I glanced around but it wasn’t there; however I spotted a pack of oats. “Well, here’s some oats...” I said as I picked up the packet and turned, “... so all you need is a pack of bran... er, here it is.” With that, I lifted up and held out a pack of bran. “Here you are - ‘oat-bran’”.
My bother looked at them, then at me and shook his head in disgust as he turned back to the shelves one more. “No, what I’m looking for is a breakfast called ‘oat-bran’, in a clear plastic packet and not in two separate f**king boxes, alright?”
“Yeah but, this is exactly the same! Just oats and bran but not mixed in one bag!” I said slightly annoyed, still holding the two boxes, “There’s no difference...”
With this, my brother turned and wandered off, speaking as he went. “I’ll go and ask one of these clowns who work here,” and with this, he walked away muttering “They must have it here!”
This left me feeling like a right tool for having tried to help and as I put the packets back on their shelves, I spun my trolley around and headed for the checkouts shaking my head.
Luckily, I was the second in line behind an old woman who only had a basket of cat food, so I started organising my stuff on the conveyer belt in order of delicateness first, robust construction last. Yes, I know I made a schoolboy error as my tins crushed my fruit and veg’ but I was wound up through the whole ‘oat-bran’ fiasco. Then I spotted my brother passing by to another checkout.
“Have they got it then?” I asked as I flopped a loaf and a box of plum tomatoes onto the belt driven surface.
He sauntered past without looking at me. “No” came the terse reply.
“Did you get the separate oats and bran then?” I said between grappling with four bottles of Asda’s own spring water and a copy of the Guardian.
Still avoiding eye contact with me, my brother uttered “Why would I do that?! It’s not f**king ‘oat-bran’, is it?!”

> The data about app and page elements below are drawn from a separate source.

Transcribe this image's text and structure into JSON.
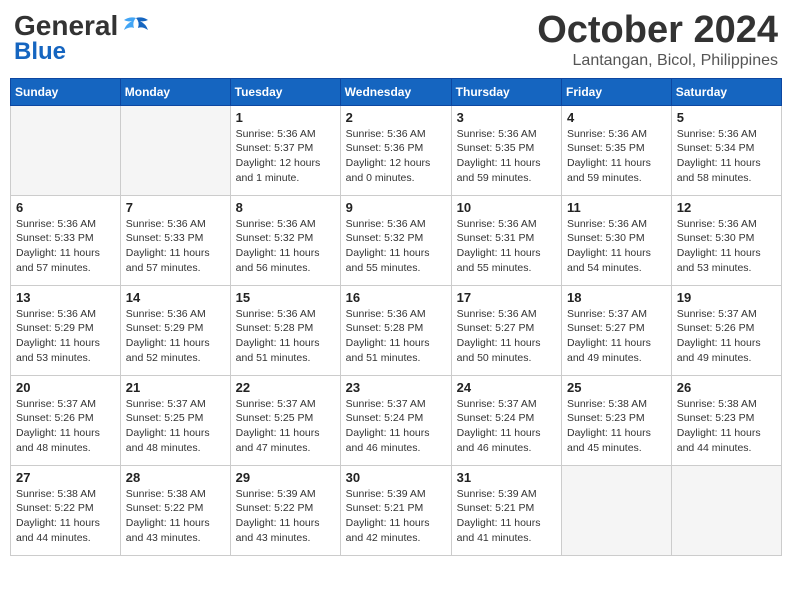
{
  "header": {
    "logo_general": "General",
    "logo_blue": "Blue",
    "month": "October 2024",
    "location": "Lantangan, Bicol, Philippines"
  },
  "weekdays": [
    "Sunday",
    "Monday",
    "Tuesday",
    "Wednesday",
    "Thursday",
    "Friday",
    "Saturday"
  ],
  "weeks": [
    [
      {
        "day": "",
        "info": ""
      },
      {
        "day": "",
        "info": ""
      },
      {
        "day": "1",
        "info": "Sunrise: 5:36 AM\nSunset: 5:37 PM\nDaylight: 12 hours\nand 1 minute."
      },
      {
        "day": "2",
        "info": "Sunrise: 5:36 AM\nSunset: 5:36 PM\nDaylight: 12 hours\nand 0 minutes."
      },
      {
        "day": "3",
        "info": "Sunrise: 5:36 AM\nSunset: 5:35 PM\nDaylight: 11 hours\nand 59 minutes."
      },
      {
        "day": "4",
        "info": "Sunrise: 5:36 AM\nSunset: 5:35 PM\nDaylight: 11 hours\nand 59 minutes."
      },
      {
        "day": "5",
        "info": "Sunrise: 5:36 AM\nSunset: 5:34 PM\nDaylight: 11 hours\nand 58 minutes."
      }
    ],
    [
      {
        "day": "6",
        "info": "Sunrise: 5:36 AM\nSunset: 5:33 PM\nDaylight: 11 hours\nand 57 minutes."
      },
      {
        "day": "7",
        "info": "Sunrise: 5:36 AM\nSunset: 5:33 PM\nDaylight: 11 hours\nand 57 minutes."
      },
      {
        "day": "8",
        "info": "Sunrise: 5:36 AM\nSunset: 5:32 PM\nDaylight: 11 hours\nand 56 minutes."
      },
      {
        "day": "9",
        "info": "Sunrise: 5:36 AM\nSunset: 5:32 PM\nDaylight: 11 hours\nand 55 minutes."
      },
      {
        "day": "10",
        "info": "Sunrise: 5:36 AM\nSunset: 5:31 PM\nDaylight: 11 hours\nand 55 minutes."
      },
      {
        "day": "11",
        "info": "Sunrise: 5:36 AM\nSunset: 5:30 PM\nDaylight: 11 hours\nand 54 minutes."
      },
      {
        "day": "12",
        "info": "Sunrise: 5:36 AM\nSunset: 5:30 PM\nDaylight: 11 hours\nand 53 minutes."
      }
    ],
    [
      {
        "day": "13",
        "info": "Sunrise: 5:36 AM\nSunset: 5:29 PM\nDaylight: 11 hours\nand 53 minutes."
      },
      {
        "day": "14",
        "info": "Sunrise: 5:36 AM\nSunset: 5:29 PM\nDaylight: 11 hours\nand 52 minutes."
      },
      {
        "day": "15",
        "info": "Sunrise: 5:36 AM\nSunset: 5:28 PM\nDaylight: 11 hours\nand 51 minutes."
      },
      {
        "day": "16",
        "info": "Sunrise: 5:36 AM\nSunset: 5:28 PM\nDaylight: 11 hours\nand 51 minutes."
      },
      {
        "day": "17",
        "info": "Sunrise: 5:36 AM\nSunset: 5:27 PM\nDaylight: 11 hours\nand 50 minutes."
      },
      {
        "day": "18",
        "info": "Sunrise: 5:37 AM\nSunset: 5:27 PM\nDaylight: 11 hours\nand 49 minutes."
      },
      {
        "day": "19",
        "info": "Sunrise: 5:37 AM\nSunset: 5:26 PM\nDaylight: 11 hours\nand 49 minutes."
      }
    ],
    [
      {
        "day": "20",
        "info": "Sunrise: 5:37 AM\nSunset: 5:26 PM\nDaylight: 11 hours\nand 48 minutes."
      },
      {
        "day": "21",
        "info": "Sunrise: 5:37 AM\nSunset: 5:25 PM\nDaylight: 11 hours\nand 48 minutes."
      },
      {
        "day": "22",
        "info": "Sunrise: 5:37 AM\nSunset: 5:25 PM\nDaylight: 11 hours\nand 47 minutes."
      },
      {
        "day": "23",
        "info": "Sunrise: 5:37 AM\nSunset: 5:24 PM\nDaylight: 11 hours\nand 46 minutes."
      },
      {
        "day": "24",
        "info": "Sunrise: 5:37 AM\nSunset: 5:24 PM\nDaylight: 11 hours\nand 46 minutes."
      },
      {
        "day": "25",
        "info": "Sunrise: 5:38 AM\nSunset: 5:23 PM\nDaylight: 11 hours\nand 45 minutes."
      },
      {
        "day": "26",
        "info": "Sunrise: 5:38 AM\nSunset: 5:23 PM\nDaylight: 11 hours\nand 44 minutes."
      }
    ],
    [
      {
        "day": "27",
        "info": "Sunrise: 5:38 AM\nSunset: 5:22 PM\nDaylight: 11 hours\nand 44 minutes."
      },
      {
        "day": "28",
        "info": "Sunrise: 5:38 AM\nSunset: 5:22 PM\nDaylight: 11 hours\nand 43 minutes."
      },
      {
        "day": "29",
        "info": "Sunrise: 5:39 AM\nSunset: 5:22 PM\nDaylight: 11 hours\nand 43 minutes."
      },
      {
        "day": "30",
        "info": "Sunrise: 5:39 AM\nSunset: 5:21 PM\nDaylight: 11 hours\nand 42 minutes."
      },
      {
        "day": "31",
        "info": "Sunrise: 5:39 AM\nSunset: 5:21 PM\nDaylight: 11 hours\nand 41 minutes."
      },
      {
        "day": "",
        "info": ""
      },
      {
        "day": "",
        "info": ""
      }
    ]
  ]
}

That was that then and no more was mentioned between us about the hard-to-find ‘oat-bran’ during our journey home as I couldn’t face a diatribe regarding the obvious differences. Pulling up at my house, I thanked him for the lift and juggling an over-spilling holdall stuffed with my buying in, staggered to my security door and stumbled through once the entry fob had been swiped. I couldn’t help laughing at the whole morning performance and my brother’s inability to find his new cereal but had to give him a silent acknowledgement as I tucked into my new, tasty breakfast: a pack of oats and a pack of bran had come home with me and ‘bran-oats’ had been discovered, albeit with a little unintentional help.